**Activity:**
Exact copies of the records below are required.

**** Input material

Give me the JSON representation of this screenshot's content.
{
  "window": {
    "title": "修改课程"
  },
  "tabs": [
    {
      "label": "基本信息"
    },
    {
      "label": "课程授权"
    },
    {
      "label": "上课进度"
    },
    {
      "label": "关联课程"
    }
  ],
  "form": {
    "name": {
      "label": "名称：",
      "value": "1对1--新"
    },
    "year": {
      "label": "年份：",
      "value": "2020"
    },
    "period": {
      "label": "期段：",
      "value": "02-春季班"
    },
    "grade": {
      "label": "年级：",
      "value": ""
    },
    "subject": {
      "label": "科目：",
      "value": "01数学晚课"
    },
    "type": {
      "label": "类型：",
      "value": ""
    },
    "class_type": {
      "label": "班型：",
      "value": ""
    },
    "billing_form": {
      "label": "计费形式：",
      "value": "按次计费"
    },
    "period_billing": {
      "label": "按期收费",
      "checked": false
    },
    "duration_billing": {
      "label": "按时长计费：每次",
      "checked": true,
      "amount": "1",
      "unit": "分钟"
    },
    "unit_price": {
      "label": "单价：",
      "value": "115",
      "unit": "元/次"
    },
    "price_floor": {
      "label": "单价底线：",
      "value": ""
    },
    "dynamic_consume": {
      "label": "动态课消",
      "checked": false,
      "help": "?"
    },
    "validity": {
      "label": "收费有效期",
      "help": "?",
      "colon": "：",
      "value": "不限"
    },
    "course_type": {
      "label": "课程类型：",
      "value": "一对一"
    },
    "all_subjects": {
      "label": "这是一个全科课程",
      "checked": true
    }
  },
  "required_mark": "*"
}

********

**Result below:**
Give me the JSON representation of this screenshot's content.
{
  "window": {
    "title": "修改课程"
  },
  "tabs": [
    {
      "label": "基本信息"
    },
    {
      "label": "课程授权"
    },
    {
      "label": "上课进度"
    },
    {
      "label": "关联课程"
    }
  ],
  "form": {
    "name": {
      "label": "名称：",
      "value": "1对1--新"
    },
    "year": {
      "label": "年份：",
      "value": "2020"
    },
    "period": {
      "label": "期段：",
      "value": "02-春季班"
    },
    "grade": {
      "label": "年级：",
      "value": ""
    },
    "subject": {
      "label": "科目：",
      "value": "01数学晚课"
    },
    "type": {
      "label": "类型：",
      "value": ""
    },
    "class_type": {
      "label": "班型：",
      "value": ""
    },
    "billing_form": {
      "label": "计费形式：",
      "value": "按次计费"
    },
    "period_billing": {
      "label": "按期收费",
      "checked": false
    },
    "duration_billing": {
      "label": "按时长计费：每次",
      "checked": true,
      "amount": "1",
      "unit": "分钟"
    },
    "unit_price": {
      "label": "单价：",
      "value": "115",
      "unit": "元/次"
    },
    "price_floor": {
      "label": "单价底线：",
      "value": ""
    },
    "dynamic_consume": {
      "label": "动态课消",
      "checked": false,
      "help": "?"
    },
    "validity": {
      "label": "收费有效期",
      "help": "?",
      "colon": "：",
      "value": "不限"
    },
    "course_type": {
      "label": "课程类型：",
      "value": "一对一"
    },
    "all_subjects": {
      "label": "这是一个全科课程",
      "checked": true
    }
  },
  "required_mark": "*"
}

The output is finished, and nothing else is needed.